After the story hit the papers, though, the company admitted its mistake.
"We made a mistake," Jay Allen, a Wal-Mart spokesman, told the Associated Press. "In this case, we overreacted."
The shirt appears to pop up on Ebay and Etsy often.
Correction: 1995, not 1985.
Update: Walmart Director of Corporate Communications Danit Marquardt spotted this doing the rounds and sent an email: “Wow, it still pains us that we made this mistake 20 years ago. We’re proud of the fact that our country – and our company – has made so much progress in advancing women in the workplace, and in society.” Read the rest
The 471 pages of documents released Friday by the Santa Clara County Superior Court show that Turner lied to investigators about having no experience with using drugs and alcohol before college.

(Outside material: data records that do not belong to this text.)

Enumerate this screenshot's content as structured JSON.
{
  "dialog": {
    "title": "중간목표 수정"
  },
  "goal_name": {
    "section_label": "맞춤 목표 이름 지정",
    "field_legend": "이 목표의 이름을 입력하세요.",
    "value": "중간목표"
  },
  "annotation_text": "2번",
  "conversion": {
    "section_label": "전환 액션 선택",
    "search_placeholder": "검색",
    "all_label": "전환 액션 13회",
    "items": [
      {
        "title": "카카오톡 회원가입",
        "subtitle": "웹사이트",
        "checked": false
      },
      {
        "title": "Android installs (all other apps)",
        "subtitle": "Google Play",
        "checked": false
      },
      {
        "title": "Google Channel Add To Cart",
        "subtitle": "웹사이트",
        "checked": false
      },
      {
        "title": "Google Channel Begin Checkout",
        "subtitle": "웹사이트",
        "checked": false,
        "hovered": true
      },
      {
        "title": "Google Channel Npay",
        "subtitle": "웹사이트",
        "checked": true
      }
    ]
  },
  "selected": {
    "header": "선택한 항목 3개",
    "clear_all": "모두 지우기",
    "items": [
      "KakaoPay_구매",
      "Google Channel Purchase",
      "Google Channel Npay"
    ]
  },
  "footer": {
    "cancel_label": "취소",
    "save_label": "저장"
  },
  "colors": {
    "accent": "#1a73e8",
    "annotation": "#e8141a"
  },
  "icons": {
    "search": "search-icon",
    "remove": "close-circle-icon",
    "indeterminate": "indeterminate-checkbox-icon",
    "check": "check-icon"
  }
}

Laurie Penny reviews Andi Zeisler's ‘We Were Feminists Once’ and considers the progressive dilemma of popularity: how do you turn new popularity into change, when the idea of change is so easily turned into an ersatz commercial product?
As a founding editor of Bitch Magazine, which was first published as a zine in 1996, Zeisler understands the fraught relationship between feminism and pop culture. It’s a relationship of toxic codependency. Activists need the media to help spread the word, even as it pumps out sexist stereotypes; the media, meanwhile, cannot risk losing touch with the zeitgeist. In her introduction, Zeisler describes her book as “an exploration of how the new embrace of marketplace feminism — mediated, decoupled from politics, staunchly focused on individual experience and actualization — dovetails with entrenched beliefs about power, about activism, about who feminists are and what they do.”

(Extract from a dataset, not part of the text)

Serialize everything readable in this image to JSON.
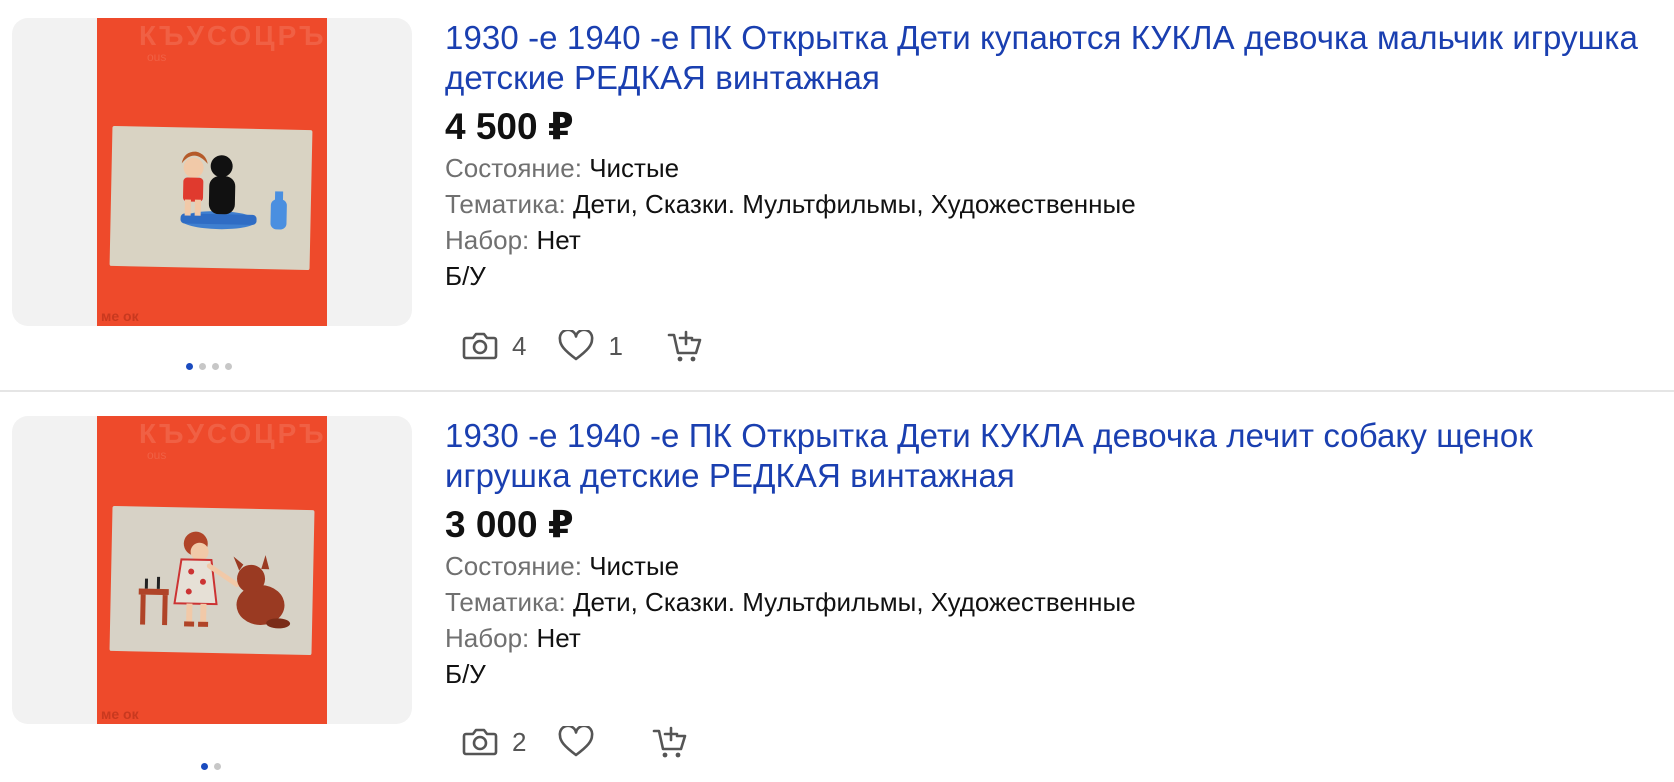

However, Penny writes that things have become more nuanced, less monolithic, and that feminists are one again engaging the in the "time-honored tradition" of being too hard on their own movement -- and especially on grassroots creativity that's succeeded despite media indifference.
Read the rest

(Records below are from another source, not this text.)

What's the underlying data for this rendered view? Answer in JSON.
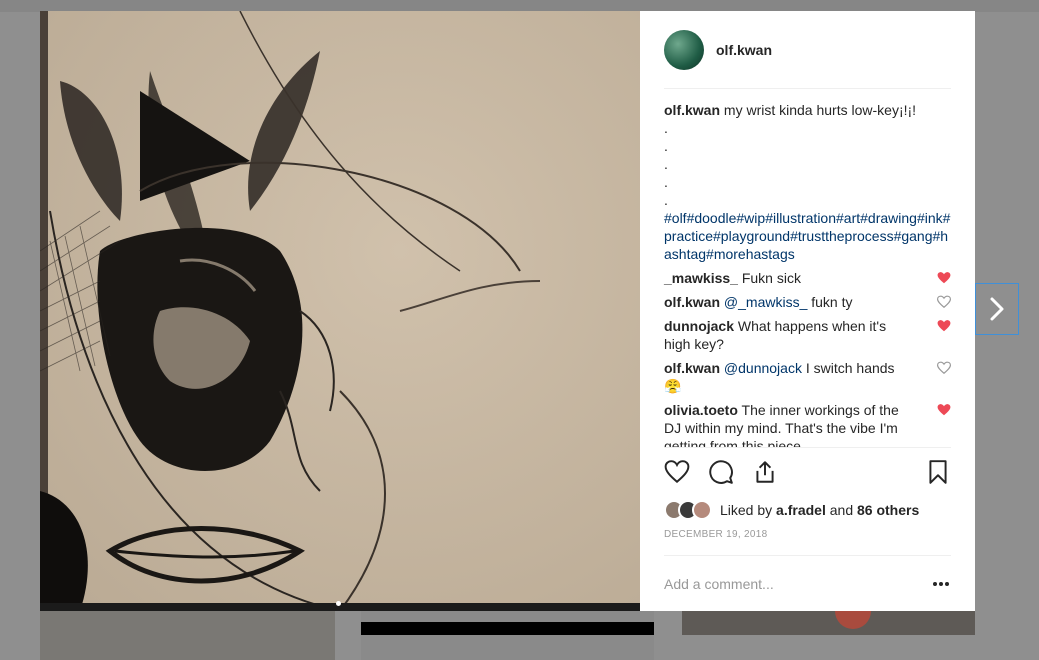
{
  "post": {
    "username": "olf.kwan",
    "caption_user": "olf.kwan",
    "caption_text": "my wrist kinda hurts low-key¡!¡!",
    "caption_dots": [
      ".",
      ".",
      ".",
      ".",
      "."
    ],
    "hashtags": "#olf#doodle#wip#illustration#art#drawing#ink#practice#playground#trusttheprocess#gang#hashtag#morehastags"
  },
  "comments": [
    {
      "user": "_mawkiss_",
      "mention": "",
      "text": "Fukn sick",
      "liked": true
    },
    {
      "user": "olf.kwan",
      "mention": "@_mawkiss_",
      "text": "fukn ty",
      "liked": false
    },
    {
      "user": "dunnojack",
      "mention": "",
      "text": "What happens when it's high key?",
      "liked": true
    },
    {
      "user": "olf.kwan",
      "mention": "@dunnojack",
      "text": "I switch hands 😤",
      "liked": false
    },
    {
      "user": "olivia.toeto",
      "mention": "",
      "text": "The inner workings of the DJ within my mind. That's the vibe I'm getting from this piece",
      "liked": true
    }
  ],
  "likes": {
    "prefix": "Liked by",
    "user": "a.fradel",
    "joiner": "and",
    "others": "86 others"
  },
  "date": "DECEMBER 19, 2018",
  "add_comment": {
    "placeholder": "Add a comment..."
  },
  "more_label": "•••",
  "colors": {
    "heart_red": "#ed4956",
    "link_blue": "#003569",
    "selection_blue": "#3f90d9"
  },
  "icons": [
    "heart-icon",
    "comment-icon",
    "share-icon",
    "bookmark-icon",
    "chevron-right-icon",
    "more-icon"
  ]
}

Granted, as she points out, this newfound feminist populism hasn’t stopped the relentless conservative assault on abortion rights in the United States. Given the tireless work of abortion rights activists, however, perhaps it’s time we stopped blaming feminists for that and started blaming Republicans. The women’s movement has always been good at rebuking itself for every imperfection. The “confidence” promised by Dove body lotion may not be the revolution we have waited for — but feminism could use a little more faith in itself.
With a couple of days left, Feminist Frequency is about to hit their funding goal for Ordinary Women, a lavishly animated series about women who dared defy their times--and who history hasn't given their dues. Below is the complete set of preview videos for Ida Wells, Ching Shih, Emma Goldman, Murasaki Shikibu and Ada Lovelace; go help push them over the line at Seed & Spark.
Ida B. Wells (by Sammus)
Ada Lovelace (by Teddy Dief)
Ching Shih (by Jonathan Mann)
Emma Goldman (by The Doubleclicks)
Murasaki Shikibu (by Clara Bizne$$)
The creators of the series are Anita Sarkeesian (of Tropes vs. Women in Video Games fame), Laura Hudson (recently of Boing Boing and Offworld) and Elizabeth Aultman (producer of Yosemite) Read the rest
Starting with this awesome shot of Bettie Page pretend-ladyfighting with a sexy foe, here are some wonderful photographs of female wrestlers from the 19th century through the 20th, all the way up through the '80s and '90s.
Paper Magazine's "Girl Crush" series pairs notable women for fascinating conversations, which they transcribe and publish. The series is spectacular, and this interview, between author/feminist/activist bell hooks and actor/feminist/activist Emma Watson, is the best yet. Read the rest
Ad agency Boone Oakley created a provocative campaign in posters and stickers for hospitals to promote breastfeeding to first-time moms.